-- Problem description --
Output every entry exactly as it appears.

Records from a collection:
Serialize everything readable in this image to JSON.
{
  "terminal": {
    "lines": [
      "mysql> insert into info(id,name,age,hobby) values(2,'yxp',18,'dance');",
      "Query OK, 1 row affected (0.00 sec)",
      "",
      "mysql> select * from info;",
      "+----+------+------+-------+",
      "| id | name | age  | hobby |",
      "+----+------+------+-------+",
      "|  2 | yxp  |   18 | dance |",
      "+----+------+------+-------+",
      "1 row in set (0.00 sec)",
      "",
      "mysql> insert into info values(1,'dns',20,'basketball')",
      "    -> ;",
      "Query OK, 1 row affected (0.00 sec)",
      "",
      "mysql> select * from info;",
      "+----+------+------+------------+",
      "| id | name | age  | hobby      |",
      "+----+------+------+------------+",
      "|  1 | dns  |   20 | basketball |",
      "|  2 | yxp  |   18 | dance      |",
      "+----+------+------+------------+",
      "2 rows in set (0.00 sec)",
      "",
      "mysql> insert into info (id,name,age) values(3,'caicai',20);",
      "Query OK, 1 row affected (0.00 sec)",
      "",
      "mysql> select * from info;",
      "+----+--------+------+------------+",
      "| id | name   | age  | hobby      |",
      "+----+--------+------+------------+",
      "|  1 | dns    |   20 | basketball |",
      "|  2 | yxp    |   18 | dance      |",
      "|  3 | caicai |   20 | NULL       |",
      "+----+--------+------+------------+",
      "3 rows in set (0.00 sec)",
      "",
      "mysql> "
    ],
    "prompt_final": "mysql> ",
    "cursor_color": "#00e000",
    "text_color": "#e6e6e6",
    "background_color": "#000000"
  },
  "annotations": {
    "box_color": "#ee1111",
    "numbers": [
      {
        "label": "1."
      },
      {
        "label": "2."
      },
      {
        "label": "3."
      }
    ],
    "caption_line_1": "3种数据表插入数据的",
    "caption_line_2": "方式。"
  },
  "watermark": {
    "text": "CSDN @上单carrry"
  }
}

-- Expected output --
Serialize everything readable in this image to JSON.
{
  "terminal": {
    "lines": [
      "mysql> insert into info(id,name,age,hobby) values(2,'yxp',18,'dance');",
      "Query OK, 1 row affected (0.00 sec)",
      "",
      "mysql> select * from info;",
      "+----+------+------+-------+",
      "| id | name | age  | hobby |",
      "+----+------+------+-------+",
      "|  2 | yxp  |   18 | dance |",
      "+----+------+------+-------+",
      "1 row in set (0.00 sec)",
      "",
      "mysql> insert into info values(1,'dns',20,'basketball')",
      "    -> ;",
      "Query OK, 1 row affected (0.00 sec)",
      "",
      "mysql> select * from info;",
      "+----+------+------+------------+",
      "| id | name | age  | hobby      |",
      "+----+------+------+------------+",
      "|  1 | dns  |   20 | basketball |",
      "|  2 | yxp  |   18 | dance      |",
      "+----+------+------+------------+",
      "2 rows in set (0.00 sec)",
      "",
      "mysql> insert into info (id,name,age) values(3,'caicai',20);",
      "Query OK, 1 row affected (0.00 sec)",
      "",
      "mysql> select * from info;",
      "+----+--------+------+------------+",
      "| id | name   | age  | hobby      |",
      "+----+--------+------+------------+",
      "|  1 | dns    |   20 | basketball |",
      "|  2 | yxp    |   18 | dance      |",
      "|  3 | caicai |   20 | NULL       |",
      "+----+--------+------+------------+",
      "3 rows in set (0.00 sec)",
      "",
      "mysql> "
    ],
    "prompt_final": "mysql> ",
    "cursor_color": "#00e000",
    "text_color": "#e6e6e6",
    "background_color": "#000000"
  },
  "annotations": {
    "box_color": "#ee1111",
    "numbers": [
      {
        "label": "1."
      },
      {
        "label": "2."
      },
      {
        "label": "3."
      }
    ],
    "caption_line_1": "3种数据表插入数据的",
    "caption_line_2": "方式。"
  },
  "watermark": {
    "text": "CSDN @上单carrry"
  }
}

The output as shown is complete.